The Extroverted-Introvert:
Taking Your Brand On the Road. How to Talk About Your Books & Brand With Readers & Peers When the Last Thing You Want to Do Is Talk About Yourself!
My name is Rachel Rawlings, author of urban Fantasy and Paranormal Romance, and founder of HallowRead Book Festival. Over the last four and a half years, I’ve had the privilege to work with some of the brightest authors in our industry. Some are more outgoing than others. As an author, I have a unique perspective into the psyche of an extroverted-introvert because I am one. Once I get to know you, the extrovert comes out, but how does an introvert get to know other people? Ahh, therein lies the problem. Let’s delve a little deeper and help ease those meet and greet fears with a few helpful tips.
1)Do Introduce Yourself to Your Tablemate or Neighbor.
Some of the best relationships start with a simple “Hello, my name is…”
2)Don’t Stack Your Books High Enough to Shield You From The Oncoming Horde of Hungry Readers.
A friendly smile is the best lure to hook a new reader.
3)Don’t Get Distracted With Social Media.
Uncomfortable silences or awkward social situations make it easy to reach for the comfort of social media, grabbing our phones and swiping away at the small screen of familiar yet isolated interaction.
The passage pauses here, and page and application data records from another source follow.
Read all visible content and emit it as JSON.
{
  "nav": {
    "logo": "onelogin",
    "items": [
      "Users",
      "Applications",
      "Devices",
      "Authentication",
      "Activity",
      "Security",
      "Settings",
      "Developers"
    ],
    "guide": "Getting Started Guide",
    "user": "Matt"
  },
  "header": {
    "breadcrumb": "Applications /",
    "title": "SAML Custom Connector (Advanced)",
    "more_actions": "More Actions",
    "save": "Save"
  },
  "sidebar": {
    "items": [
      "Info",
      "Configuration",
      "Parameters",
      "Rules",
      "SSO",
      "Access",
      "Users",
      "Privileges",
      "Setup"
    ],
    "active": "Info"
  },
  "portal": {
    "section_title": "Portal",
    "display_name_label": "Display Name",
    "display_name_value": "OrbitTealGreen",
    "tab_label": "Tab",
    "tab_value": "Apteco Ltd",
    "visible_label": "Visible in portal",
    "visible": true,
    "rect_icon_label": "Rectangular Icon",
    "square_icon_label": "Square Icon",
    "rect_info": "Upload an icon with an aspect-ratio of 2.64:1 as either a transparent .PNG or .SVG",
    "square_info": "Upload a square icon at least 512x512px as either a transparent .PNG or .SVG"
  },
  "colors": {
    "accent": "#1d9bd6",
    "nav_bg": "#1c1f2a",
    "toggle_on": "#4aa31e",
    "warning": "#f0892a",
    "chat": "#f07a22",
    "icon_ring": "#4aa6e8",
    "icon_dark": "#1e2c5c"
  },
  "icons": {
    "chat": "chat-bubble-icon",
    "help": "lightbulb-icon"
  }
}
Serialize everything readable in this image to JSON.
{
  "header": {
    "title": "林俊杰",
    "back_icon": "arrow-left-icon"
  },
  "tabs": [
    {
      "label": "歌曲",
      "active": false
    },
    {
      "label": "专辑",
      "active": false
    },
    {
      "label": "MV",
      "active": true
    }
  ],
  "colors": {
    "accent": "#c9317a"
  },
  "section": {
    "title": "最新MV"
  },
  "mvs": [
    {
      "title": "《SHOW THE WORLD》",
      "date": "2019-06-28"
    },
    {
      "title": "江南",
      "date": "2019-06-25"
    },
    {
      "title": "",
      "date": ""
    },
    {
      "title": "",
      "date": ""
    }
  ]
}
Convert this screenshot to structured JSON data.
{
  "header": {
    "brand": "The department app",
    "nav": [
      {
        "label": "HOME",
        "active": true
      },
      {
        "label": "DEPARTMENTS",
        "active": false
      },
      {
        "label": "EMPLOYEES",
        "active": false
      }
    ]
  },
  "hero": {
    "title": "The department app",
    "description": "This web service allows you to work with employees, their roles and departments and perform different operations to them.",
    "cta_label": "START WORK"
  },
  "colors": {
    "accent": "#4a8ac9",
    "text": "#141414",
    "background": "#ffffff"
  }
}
4)Do Have A Bowl of Candy.
No greater ice-breaker out there at an author’s table than a bowl of sweet confection! Chocolate, caramel, sweet tart? It doesn’t matter. People can’t help themselves and many a book have been sold over a bowl over Hershey’s Kisses.
5)Don’t Be Afraid.
Easier said than done, right? Trust me, I feel your pain. When I first began taking my brand on the road, I hated talking about myself. Still do, in fact. But, with each one it gets a little easier and I have made long lasting friendships and connections that are far too invaluable in our industry to stay comfortably hidden in my corner.
6)Do Use Your Brand Or Pen Name As A Persona.
Sometimes, when we are most uncomfortable putting ourselves out there, our pen names or author persona offers us an opportunity to pretend we’re the confident kick-ass heroine we write about. Your books are your brand and your brand is your books – no one is going to sell them like you are.
7)Do Have An Elevator Pitch.
At any event or the moment someone discovers you’re an author, they’ll ask you what your books are about. This was something I learned at an event I attended earlier this year for Indie Author Day. That’s right, I’m still learning too. I didn’t really think I had a pitch and even today I feel myself freeze up when someone asks me what my books are about.
My brain seizes, leaving me with little more than a response of “it has words in it”. When we began talking about ad copy, someone shouted out “Hey, you do have an elevator pitch!” And then it hit me, this was the answer I should have been giving! Short and to the point that represented my brand and my books. After all, they’re asking you to plug your work to market yourself. They want to know!
8)Do Attend The Other Panels And Workshops Whenever Possible At A Festival Or Convention.
You never know who you’ll meet in the crowd and being in the audience can often make it easier to connect with readers or other authors without feeling the heat of the spotlight.
9)Don’t Listen to The Little Voice Talking You Out of Things.
Okay, if the little voice is talking you out of a bank robbery, you should probably listen. But, if your little voice is anything like my little voice it’s probably talking you out of attending a convention or talking about who you are and what you do for fear someone will think you’re a hack. Guess what? They won’t.
Our community is filled with an amazing group of individuals writing their own story, quelled with the same fears you and I have. We’re all introverts by nature. It’s probably why we write. But, put us all in one place together and it’s a lot easier to be extroverted. You’re among your people. Enjoy it.
Author Bio:
Rachel Rawlings was born and raised in the Baltimore Metropolitan area. Her family, originally from Rhode Island, spent summers in New England sparking her fascination with Salem, MA. She has been writing fictional stories and poems since middle school, but it wasn’t until 2009 that she found the inspiration to create her heroine Maurin Kincaide and complete her first full length novel, The Morrigna.
When she isn’t writing paranormal romance, psychic romance suspense or about her psychic detective, Rachel can often be found with her nose buried in a good book. An avid reader of Paranormal/Urban Fantasy, Horror and Steampunk herself, Rachel founded HallowRead- a non-profit interactive convention for both authors and fans of those genres which raises funds for literacy and the literary arts. More information on HallowRead, its schedule of events and participating authors can be found at and She still lives in Maryland with her husband and three children.
Contacts: Twiiter: @rachelsbooks Instagram: @rachelsbooks